For each line of the data below, copy it if it holds the word "this".

▶ [DATASET EXCERPTS]
__________
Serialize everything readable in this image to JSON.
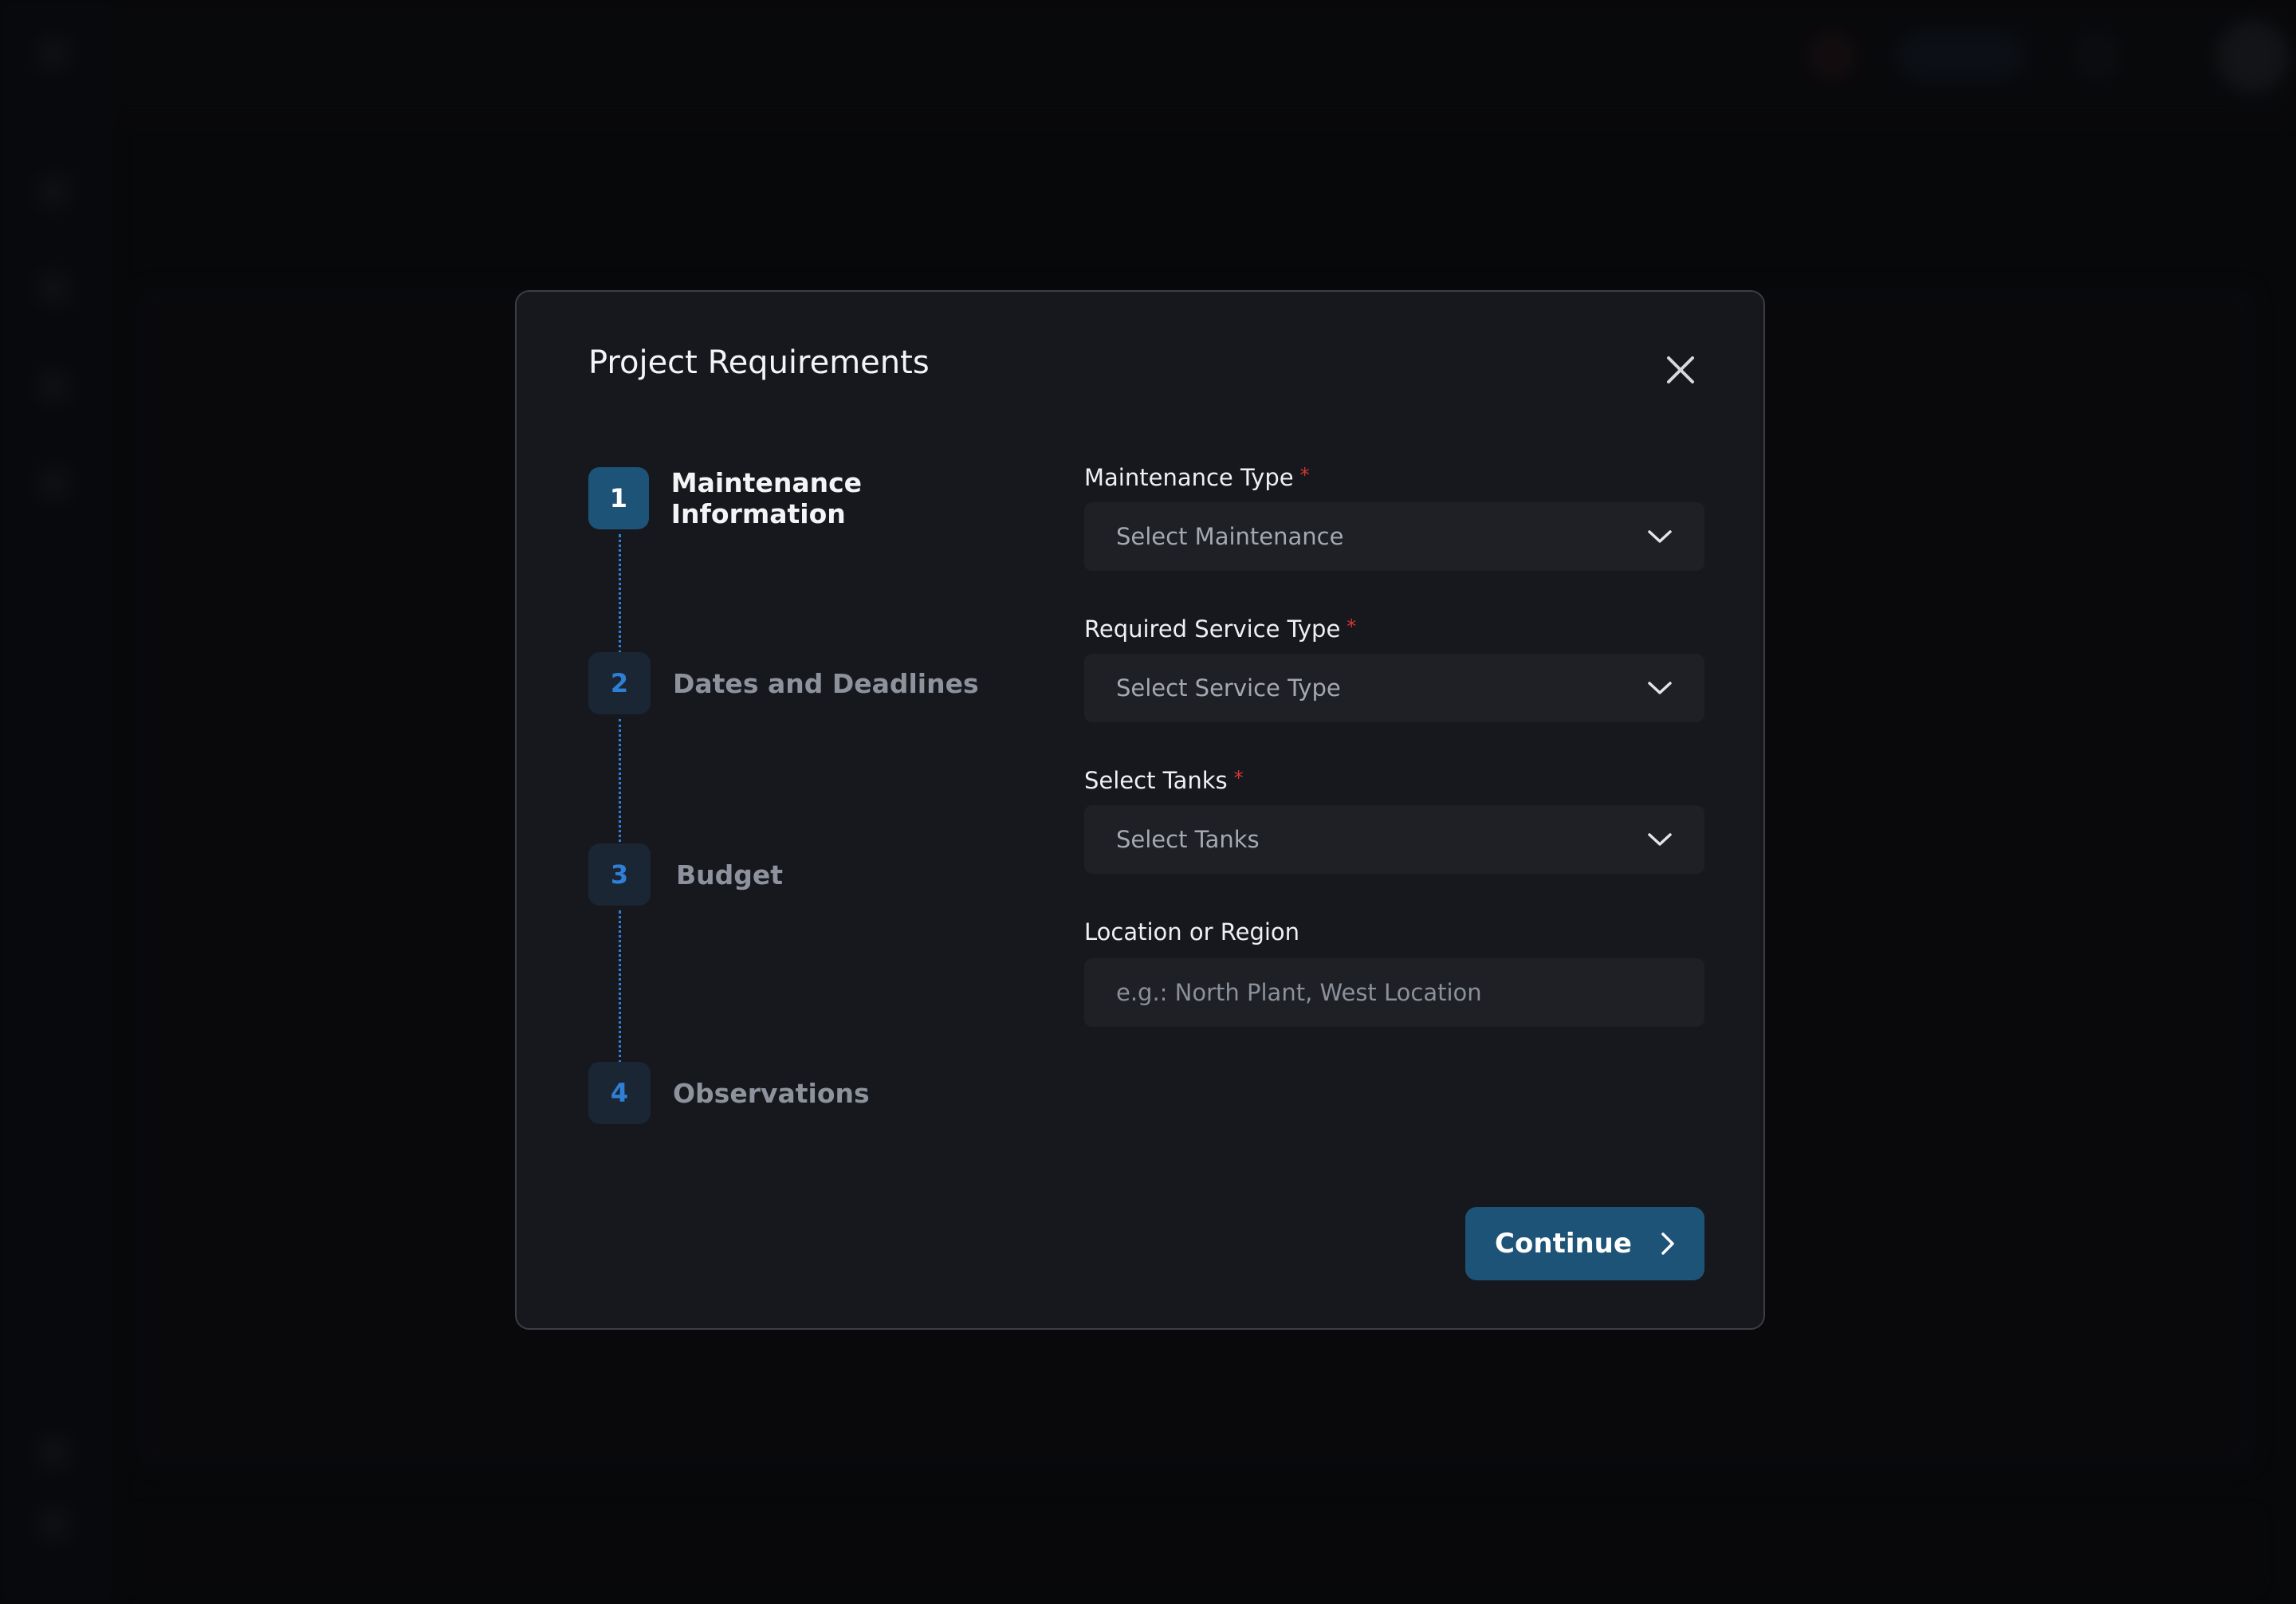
{
  "modal": {
    "title": "Project Requirements"
  },
  "steps": [
    {
      "number": "1",
      "label": "Maintenance Information",
      "state": "active"
    },
    {
      "number": "2",
      "label": "Dates and Deadlines",
      "state": "inactive"
    },
    {
      "number": "3",
      "label": "Budget",
      "state": "inactive"
    },
    {
      "number": "4",
      "label": "Observations",
      "state": "inactive"
    }
  ],
  "form": {
    "maintenance_type": {
      "label": "Maintenance Type",
      "required": "*",
      "value": "Select Maintenance"
    },
    "service_type": {
      "label": "Required Service Type",
      "required": "*",
      "value": "Select Service Type"
    },
    "tanks": {
      "label": "Select Tanks",
      "required": "*",
      "value": "Select Tanks"
    },
    "location": {
      "label": "Location or Region",
      "placeholder": "e.g.: North Plant, West Location",
      "value": ""
    }
  },
  "actions": {
    "continue_label": "Continue"
  },
  "icons": {
    "close": "close-icon",
    "dropdown": "chevron-down-icon",
    "continue": "chevron-right-icon"
  },
  "colors": {
    "accent": "#1e5378",
    "step_inactive_number": "#2f7fd6",
    "required": "#d9362f",
    "modal_background": "#16181e"
  }
}
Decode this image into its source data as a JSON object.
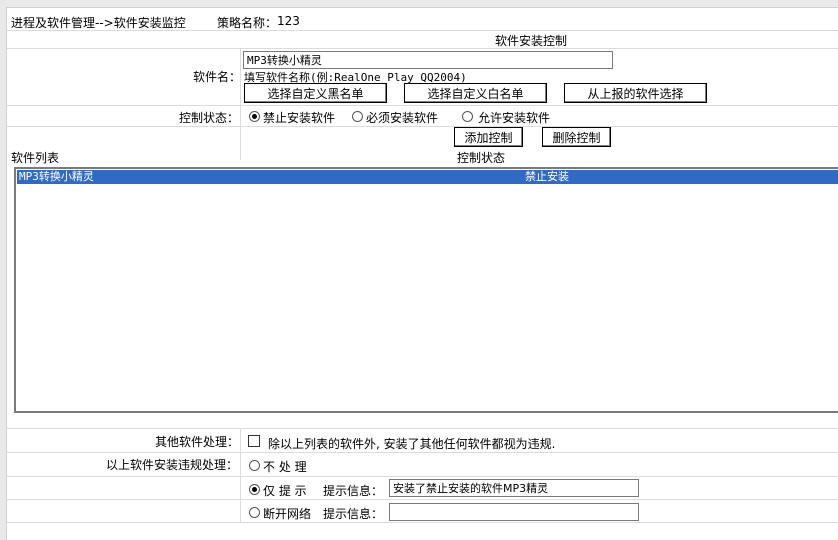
{
  "breadcrumb": "进程及软件管理-->软件安装监控",
  "policy": {
    "label": "策略名称：",
    "value": "123"
  },
  "section_title": "软件安装控制",
  "software_name": {
    "label": "软件名：",
    "value": "MP3转换小精灵",
    "hint": "填写软件名称(例:RealOne Play QQ2004)"
  },
  "buttons": {
    "blacklist": "选择自定义黑名单",
    "whitelist": "选择自定义白名单",
    "reported": "从上报的软件选择",
    "add": "添加控制",
    "delete": "删除控制"
  },
  "control_state": {
    "label": "控制状态：",
    "options": [
      "禁止安装软件",
      "必须安装软件",
      "允许安装软件"
    ],
    "selected": "禁止安装软件"
  },
  "list": {
    "columns": [
      "软件列表",
      "控制状态"
    ],
    "rows": [
      {
        "name": "MP3转换小精灵",
        "state": "禁止安装",
        "selected": true
      }
    ]
  },
  "other_software": {
    "label": "其他软件处理：",
    "checkbox_text": "除以上列表的软件外, 安装了其他任何软件都视为违规.",
    "checked": false
  },
  "violation": {
    "label": "以上软件安装违规处理：",
    "options": [
      "不 处 理",
      "仅 提 示",
      "断开网络"
    ],
    "selected": "仅 提 示",
    "hint_label": "提示信息：",
    "hint_value_prompt": "安装了禁止安装的软件MP3精灵",
    "hint_value_disconnect": ""
  },
  "colors": {
    "selection": "#316ac5",
    "background": "#e9e9e9"
  }
}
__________
▶ [WORKED SOLUTION]
Serialize everything readable in this image to JSON.
Decode this image into its source data as a JSON object.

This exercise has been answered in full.